The other day I found some ladies in the coffee shop discussing the child of some other woman who is effeminate, and hence suspected to be growing up into a gay man! The ladies laughed demonstrating the behaviour of the child, and also that of the mother the moment she is asked anything about this.
Humanity in this world still does allow gossip on such topics and the humour sourced from there isn’t punishable by any definitions.
Their animated discussions sadly bring me to investigate the role of parents, if they really feel that their children might be carrying homosexual instincts.
The very first battle for parenting would perhaps be to let go of prejudices and accept it as a choice of the child. First and foremost, we as parents need to fight ourselves before we fight with the rest of the world. Whatever conversation I overheard from the adjacent coffee table made me feel that the mother of the concerned child is antagonised that her child be “accused” as such. Hence she is responding defensively, which makes her a topic of laughter and gossips. The simultaneous irony is, not every boy who is effeminate is gay, and not every boy who is gay is effeminate. The same applies to girls. So the mothers sitting over the table, turning their coffee hotter with the best laid “joke” of the evening can’t really vouch for what is brewing at their own home. But I do feel concerned at how such attitude displayed by educated, modern parents would affect their children in the long run.
I knew a doctor who was gay. Because of parental influence and peer pressure, he was forced to marry a girl simply to prove that he was straight. Post marriage, he turned grumpy, complaining and abusive because his body was forced to perform acts which didn’t pleasure him. His marriage fell off on grounds of domestic violence.
As parents we perhaps need a crash course on psychologically adapting ourselves to the choices of our children. From forcing the career of our choice to meddling with sexual orientations, we have endorsed compulsive and regressive parenting as our habits since long.
As parents we perhaps need a crash course on psychologically adapting ourselves to the choices of our children. From forcing the career of our choice to meddling with sexual orientations, we have endorsed compulsive and regressive parenting as our habits since long.

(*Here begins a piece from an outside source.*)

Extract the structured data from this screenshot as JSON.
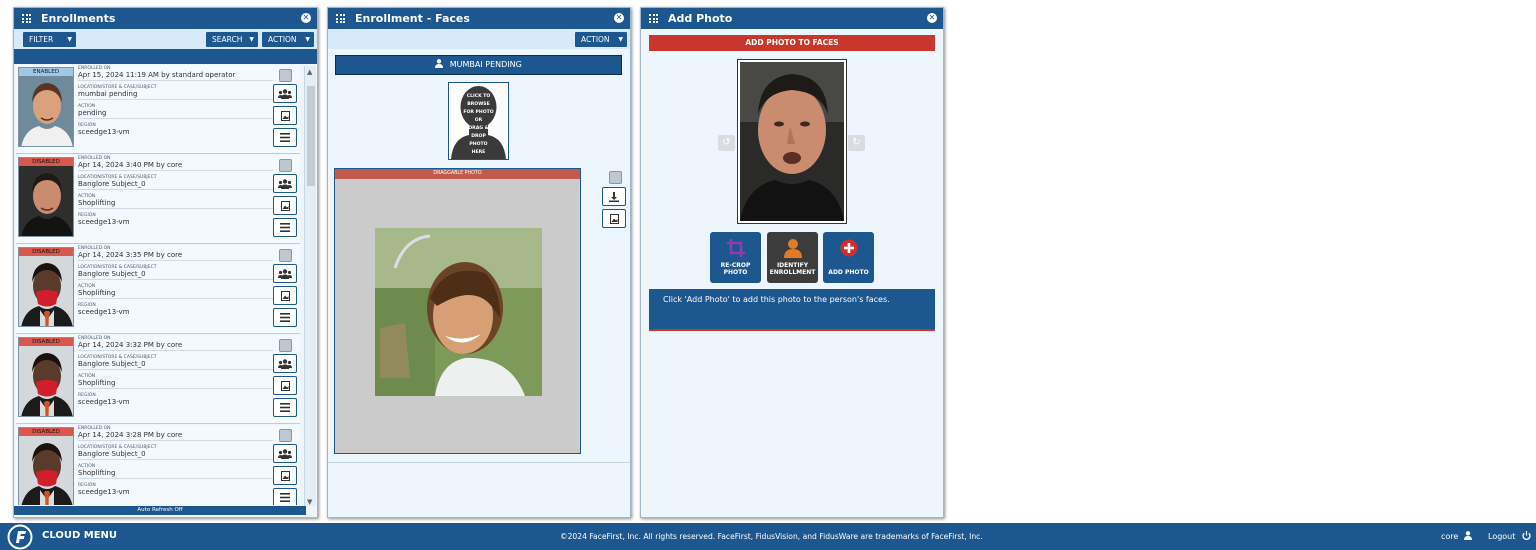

About time that we break away from our own limitations and give our children the strength to represent their own truth. Often in such cases, the first resistance that the child faces is because of the prejudices that exist in his own home. And the battle that starts from where his faith rests, is a very unfortunate journey.
We as parents must understand that even if we disapprove, the child won’t be resurrected. Their thoughts and behaviours might be supressed, but that suppressed energy will come out through some undesirable means. Rather, let’s embrace nature. Let’s accept whatever is a part of nature. Given the societies that we live in, the child exhibiting gay or lesbian instincts would have to fight out his basic rights at different levels. It would be psychologically comfortable for him if that fight doesn’t start at his home. It is important for him to find parental support in his choices, which are neither harmful nor interfering with the rest of the people around.
What happened in Orlando has broken hearts. A person gunned down people just because they were gay. For him, being a gay is a bigger crime than killing people!
Though not at such a criminal level, there are many among us who feel that homo-sexuality is a perversion, and that it must not be encouraged. Parents perhaps must ask themselves that how unconditional they really are when it comes to seeking happiness for their children. If they are truly committed, then perhaps they would understand that forcing a sexual orientation is as harassing as asking a literature aspirant to take up nuclear physics. Only that, the former is much more severe than the later. It would be difficult for that child to excel; and even if she does, she would never be happy in carrying forward the rules unfairly dumped upon her where she can’t express freely.
My deepest urge to the parents is to help our children grow up in calmer, stress-free environments where their freedom are not threatened. To the other parents, who love to make fun of someone else’s children in lavish kitties, it’s sad that education and opulence hasn’t given them learning; they are still cocooned into a space that is few centuries old. About time that they mature and handle their own kids with that realisation.